INSTRUCTIONS TO FOLLOW | Only an exact copy of every record counts as an answer.

RECORDS TO USE |
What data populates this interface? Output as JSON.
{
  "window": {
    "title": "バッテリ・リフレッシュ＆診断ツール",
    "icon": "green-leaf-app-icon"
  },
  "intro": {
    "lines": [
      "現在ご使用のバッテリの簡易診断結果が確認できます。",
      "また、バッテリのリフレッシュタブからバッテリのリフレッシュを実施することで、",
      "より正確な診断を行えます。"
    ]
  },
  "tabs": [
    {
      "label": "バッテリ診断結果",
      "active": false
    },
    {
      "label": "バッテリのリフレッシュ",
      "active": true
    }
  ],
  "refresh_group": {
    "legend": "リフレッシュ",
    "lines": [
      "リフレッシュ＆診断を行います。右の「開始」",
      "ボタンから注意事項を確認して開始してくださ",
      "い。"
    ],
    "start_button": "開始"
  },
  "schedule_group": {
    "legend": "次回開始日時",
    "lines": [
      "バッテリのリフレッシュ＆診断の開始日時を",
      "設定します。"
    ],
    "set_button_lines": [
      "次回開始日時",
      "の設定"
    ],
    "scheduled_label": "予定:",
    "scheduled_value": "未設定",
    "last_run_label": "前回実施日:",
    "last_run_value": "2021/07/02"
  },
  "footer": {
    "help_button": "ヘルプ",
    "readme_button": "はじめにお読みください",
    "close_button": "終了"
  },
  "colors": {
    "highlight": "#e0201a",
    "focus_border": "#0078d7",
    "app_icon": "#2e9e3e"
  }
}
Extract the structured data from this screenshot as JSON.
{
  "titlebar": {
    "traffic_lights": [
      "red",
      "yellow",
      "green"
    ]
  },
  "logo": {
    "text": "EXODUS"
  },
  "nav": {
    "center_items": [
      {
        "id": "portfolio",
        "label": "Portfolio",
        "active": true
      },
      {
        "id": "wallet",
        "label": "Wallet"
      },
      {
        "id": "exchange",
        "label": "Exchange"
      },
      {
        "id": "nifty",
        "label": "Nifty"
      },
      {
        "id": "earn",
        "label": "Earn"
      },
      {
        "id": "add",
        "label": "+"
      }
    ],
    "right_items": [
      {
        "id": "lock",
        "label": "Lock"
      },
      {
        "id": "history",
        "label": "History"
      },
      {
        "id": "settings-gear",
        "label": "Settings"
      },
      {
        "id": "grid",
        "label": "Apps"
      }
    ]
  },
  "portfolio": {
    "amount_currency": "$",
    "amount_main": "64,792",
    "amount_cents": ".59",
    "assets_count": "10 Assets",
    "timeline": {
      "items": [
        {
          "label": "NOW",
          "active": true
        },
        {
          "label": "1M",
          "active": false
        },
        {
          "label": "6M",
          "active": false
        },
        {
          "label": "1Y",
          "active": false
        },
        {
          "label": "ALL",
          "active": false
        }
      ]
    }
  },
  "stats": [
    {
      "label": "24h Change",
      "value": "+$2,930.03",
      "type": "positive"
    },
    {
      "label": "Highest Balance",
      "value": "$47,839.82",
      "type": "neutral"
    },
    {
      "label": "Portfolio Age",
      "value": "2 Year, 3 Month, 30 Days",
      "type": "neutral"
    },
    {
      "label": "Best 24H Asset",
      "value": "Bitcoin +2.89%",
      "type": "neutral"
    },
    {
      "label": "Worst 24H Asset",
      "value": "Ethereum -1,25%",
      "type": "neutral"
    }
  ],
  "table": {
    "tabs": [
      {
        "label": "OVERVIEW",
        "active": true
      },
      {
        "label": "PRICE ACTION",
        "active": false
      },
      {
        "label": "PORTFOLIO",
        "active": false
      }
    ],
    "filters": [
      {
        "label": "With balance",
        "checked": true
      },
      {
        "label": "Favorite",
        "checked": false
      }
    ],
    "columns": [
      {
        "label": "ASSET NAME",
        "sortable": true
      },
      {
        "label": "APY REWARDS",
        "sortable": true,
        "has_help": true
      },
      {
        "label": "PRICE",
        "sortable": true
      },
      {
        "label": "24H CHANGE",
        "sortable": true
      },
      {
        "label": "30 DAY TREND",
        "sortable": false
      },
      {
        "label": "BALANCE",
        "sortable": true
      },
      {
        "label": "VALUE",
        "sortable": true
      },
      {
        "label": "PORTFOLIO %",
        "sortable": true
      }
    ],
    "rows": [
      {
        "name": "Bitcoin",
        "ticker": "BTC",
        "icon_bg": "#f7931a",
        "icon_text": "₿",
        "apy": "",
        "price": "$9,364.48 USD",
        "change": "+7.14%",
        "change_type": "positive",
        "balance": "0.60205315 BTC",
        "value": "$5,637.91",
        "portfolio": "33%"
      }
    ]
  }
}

RESPONSE TO THE TASK |
What data populates this interface? Output as JSON.
{
  "window": {
    "title": "バッテリ・リフレッシュ＆診断ツール",
    "icon": "green-leaf-app-icon"
  },
  "intro": {
    "lines": [
      "現在ご使用のバッテリの簡易診断結果が確認できます。",
      "また、バッテリのリフレッシュタブからバッテリのリフレッシュを実施することで、",
      "より正確な診断を行えます。"
    ]
  },
  "tabs": [
    {
      "label": "バッテリ診断結果",
      "active": false
    },
    {
      "label": "バッテリのリフレッシュ",
      "active": true
    }
  ],
  "refresh_group": {
    "legend": "リフレッシュ",
    "lines": [
      "リフレッシュ＆診断を行います。右の「開始」",
      "ボタンから注意事項を確認して開始してくださ",
      "い。"
    ],
    "start_button": "開始"
  },
  "schedule_group": {
    "legend": "次回開始日時",
    "lines": [
      "バッテリのリフレッシュ＆診断の開始日時を",
      "設定します。"
    ],
    "set_button_lines": [
      "次回開始日時",
      "の設定"
    ],
    "scheduled_label": "予定:",
    "scheduled_value": "未設定",
    "last_run_label": "前回実施日:",
    "last_run_value": "2021/07/02"
  },
  "footer": {
    "help_button": "ヘルプ",
    "readme_button": "はじめにお読みください",
    "close_button": "終了"
  },
  "colors": {
    "highlight": "#e0201a",
    "focus_border": "#0078d7",
    "app_icon": "#2e9e3e"
  }
}
Extract the structured data from this screenshot as JSON.
{
  "titlebar": {
    "traffic_lights": [
      "red",
      "yellow",
      "green"
    ]
  },
  "logo": {
    "text": "EXODUS"
  },
  "nav": {
    "center_items": [
      {
        "id": "portfolio",
        "label": "Portfolio",
        "active": true
      },
      {
        "id": "wallet",
        "label": "Wallet"
      },
      {
        "id": "exchange",
        "label": "Exchange"
      },
      {
        "id": "nifty",
        "label": "Nifty"
      },
      {
        "id": "earn",
        "label": "Earn"
      },
      {
        "id": "add",
        "label": "+"
      }
    ],
    "right_items": [
      {
        "id": "lock",
        "label": "Lock"
      },
      {
        "id": "history",
        "label": "History"
      },
      {
        "id": "settings-gear",
        "label": "Settings"
      },
      {
        "id": "grid",
        "label": "Apps"
      }
    ]
  },
  "portfolio": {
    "amount_currency": "$",
    "amount_main": "64,792",
    "amount_cents": ".59",
    "assets_count": "10 Assets",
    "timeline": {
      "items": [
        {
          "label": "NOW",
          "active": true
        },
        {
          "label": "1M",
          "active": false
        },
        {
          "label": "6M",
          "active": false
        },
        {
          "label": "1Y",
          "active": false
        },
        {
          "label": "ALL",
          "active": false
        }
      ]
    }
  },
  "stats": [
    {
      "label": "24h Change",
      "value": "+$2,930.03",
      "type": "positive"
    },
    {
      "label": "Highest Balance",
      "value": "$47,839.82",
      "type": "neutral"
    },
    {
      "label": "Portfolio Age",
      "value": "2 Year, 3 Month, 30 Days",
      "type": "neutral"
    },
    {
      "label": "Best 24H Asset",
      "value": "Bitcoin +2.89%",
      "type": "neutral"
    },
    {
      "label": "Worst 24H Asset",
      "value": "Ethereum -1,25%",
      "type": "neutral"
    }
  ],
  "table": {
    "tabs": [
      {
        "label": "OVERVIEW",
        "active": true
      },
      {
        "label": "PRICE ACTION",
        "active": false
      },
      {
        "label": "PORTFOLIO",
        "active": false
      }
    ],
    "filters": [
      {
        "label": "With balance",
        "checked": true
      },
      {
        "label": "Favorite",
        "checked": false
      }
    ],
    "columns": [
      {
        "label": "ASSET NAME",
        "sortable": true
      },
      {
        "label": "APY REWARDS",
        "sortable": true,
        "has_help": true
      },
      {
        "label": "PRICE",
        "sortable": true
      },
      {
        "label": "24H CHANGE",
        "sortable": true
      },
      {
        "label": "30 DAY TREND",
        "sortable": false
      },
      {
        "label": "BALANCE",
        "sortable": true
      },
      {
        "label": "VALUE",
        "sortable": true
      },
      {
        "label": "PORTFOLIO %",
        "sortable": true
      }
    ],
    "rows": [
      {
        "name": "Bitcoin",
        "ticker": "BTC",
        "icon_bg": "#f7931a",
        "icon_text": "₿",
        "apy": "",
        "price": "$9,364.48 USD",
        "change": "+7.14%",
        "change_type": "positive",
        "balance": "0.60205315 BTC",
        "value": "$5,637.91",
        "portfolio": "33%"
      }
    ]
  }
}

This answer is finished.